Yesterday, the world witnessed what some described as great carnage and others as “a glorious day.” We, the supporters of the Global Justice Institute, members of Metropolitan Community Churches, and other good people of faith come to this issue with heavy hearts.
We may not all agree politically. We represent varying parties and persuasions around the globe, and none at all. But all of us must lay those sad divisions, as the hymn says, aside and simply voice our agreement that violence and the slaughtering of many innocent lives is never just or right or what God asks of us.
While some cheered the opening of a new United States Embassy in the City of Jerusalem, among them 800 religious conservatives whose anti-LGBTQI work is clear, over a 1,000 other human beings were tear gassed and shot, at least 100 of whom died, including an 8-month old child, Leila al-Ghandour.
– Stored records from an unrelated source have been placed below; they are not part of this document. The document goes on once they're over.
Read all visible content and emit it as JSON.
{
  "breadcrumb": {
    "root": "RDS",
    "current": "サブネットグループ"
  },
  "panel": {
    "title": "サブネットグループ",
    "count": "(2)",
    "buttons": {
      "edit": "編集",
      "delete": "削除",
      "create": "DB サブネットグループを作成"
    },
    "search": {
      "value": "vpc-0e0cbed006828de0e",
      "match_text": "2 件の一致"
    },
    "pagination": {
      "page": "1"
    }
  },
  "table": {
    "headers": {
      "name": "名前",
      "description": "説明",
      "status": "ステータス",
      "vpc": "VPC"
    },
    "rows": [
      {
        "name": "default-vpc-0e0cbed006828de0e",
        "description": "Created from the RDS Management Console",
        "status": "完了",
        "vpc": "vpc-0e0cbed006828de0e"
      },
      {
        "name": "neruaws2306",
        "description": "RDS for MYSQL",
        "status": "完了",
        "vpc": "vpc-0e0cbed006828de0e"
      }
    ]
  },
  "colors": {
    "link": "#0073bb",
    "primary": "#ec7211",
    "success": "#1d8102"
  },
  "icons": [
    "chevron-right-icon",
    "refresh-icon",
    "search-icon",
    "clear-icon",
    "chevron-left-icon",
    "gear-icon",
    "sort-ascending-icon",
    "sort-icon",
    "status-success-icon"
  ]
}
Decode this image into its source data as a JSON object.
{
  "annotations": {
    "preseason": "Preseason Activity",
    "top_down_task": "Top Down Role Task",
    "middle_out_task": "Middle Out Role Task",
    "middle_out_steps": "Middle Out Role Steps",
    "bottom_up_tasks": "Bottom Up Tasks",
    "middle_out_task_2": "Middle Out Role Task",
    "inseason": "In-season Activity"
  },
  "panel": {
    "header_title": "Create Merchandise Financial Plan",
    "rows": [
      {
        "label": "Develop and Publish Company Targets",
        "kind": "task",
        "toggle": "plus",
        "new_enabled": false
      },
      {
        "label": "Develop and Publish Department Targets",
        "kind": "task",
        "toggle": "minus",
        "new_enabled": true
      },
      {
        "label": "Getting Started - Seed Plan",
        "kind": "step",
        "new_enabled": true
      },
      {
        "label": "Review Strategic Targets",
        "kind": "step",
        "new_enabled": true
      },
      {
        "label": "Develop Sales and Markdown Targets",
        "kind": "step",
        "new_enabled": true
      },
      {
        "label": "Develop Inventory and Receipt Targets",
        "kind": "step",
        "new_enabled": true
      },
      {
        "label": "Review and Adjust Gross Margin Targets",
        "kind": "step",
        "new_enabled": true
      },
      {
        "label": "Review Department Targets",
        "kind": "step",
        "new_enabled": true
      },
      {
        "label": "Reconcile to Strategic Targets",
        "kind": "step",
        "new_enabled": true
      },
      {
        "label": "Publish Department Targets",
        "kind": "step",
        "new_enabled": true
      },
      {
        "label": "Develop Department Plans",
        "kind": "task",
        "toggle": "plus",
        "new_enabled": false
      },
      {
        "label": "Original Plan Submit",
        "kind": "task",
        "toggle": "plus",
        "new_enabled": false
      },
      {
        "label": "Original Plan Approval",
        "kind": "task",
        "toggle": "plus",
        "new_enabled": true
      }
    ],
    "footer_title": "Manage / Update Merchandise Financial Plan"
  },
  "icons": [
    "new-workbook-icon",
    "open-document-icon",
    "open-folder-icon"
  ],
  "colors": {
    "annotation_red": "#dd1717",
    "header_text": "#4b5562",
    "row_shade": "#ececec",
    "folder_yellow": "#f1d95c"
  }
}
We want you to hear us: People were shot for exercising a right many in this world cherish: the right to protest, the right to assemble and demonstrate.
Some may argue the protestors became violent. That happened at the Stonewall Riots in the United States, too. Rocks — or in the case of the Stonewall, trash cans and uprooted parking meters — cannot be compared to military grade rifles and other weapons of war. Doctors Without Borders have compared the carnage of just one day to that of the Gaza war in 2014. What we witness is a region of the world characterized by the absence of peace, decades in the making.
The violence has to stop — everywhere, yes, and today we are starting with the violence that continues to separate one group of people from a Holy City three world religions claim.
Everyone, regardless of political persuasion, can commit right now to be an ambassador for peace and goodwill, taking up Isaiah’s vision that all nations will come streaming in together to live together in service to the God who made us all. The war against difference has to stop.
We all can contact relevant embassies and government officials, wherever we live, and demand, as the United Nations has, that only policies that promote peace and a just and equal sharing of the land for Palestinians and Israelis alike be pursued and advocated.
We, as LGBTQIA people, learned long ago that none of us is free until all of us are free, and that silence on that matter is death.
God is not impartial, as Bishop Tutu reminded the world long ago, when it comes to the poor and suffering, and we must not be either. Now is the time to sacrifice partiality to peace and human equality. Join the Global Justice Institute and our allies in speaking up today.
This statement prepared by the Government and Policy Team of the Global Justice Institute. The Rev. Elder Pat Bumgardner, Executive Director. For more information or to become involved with GJI contact The Rev. Jim Merritt at [email protected]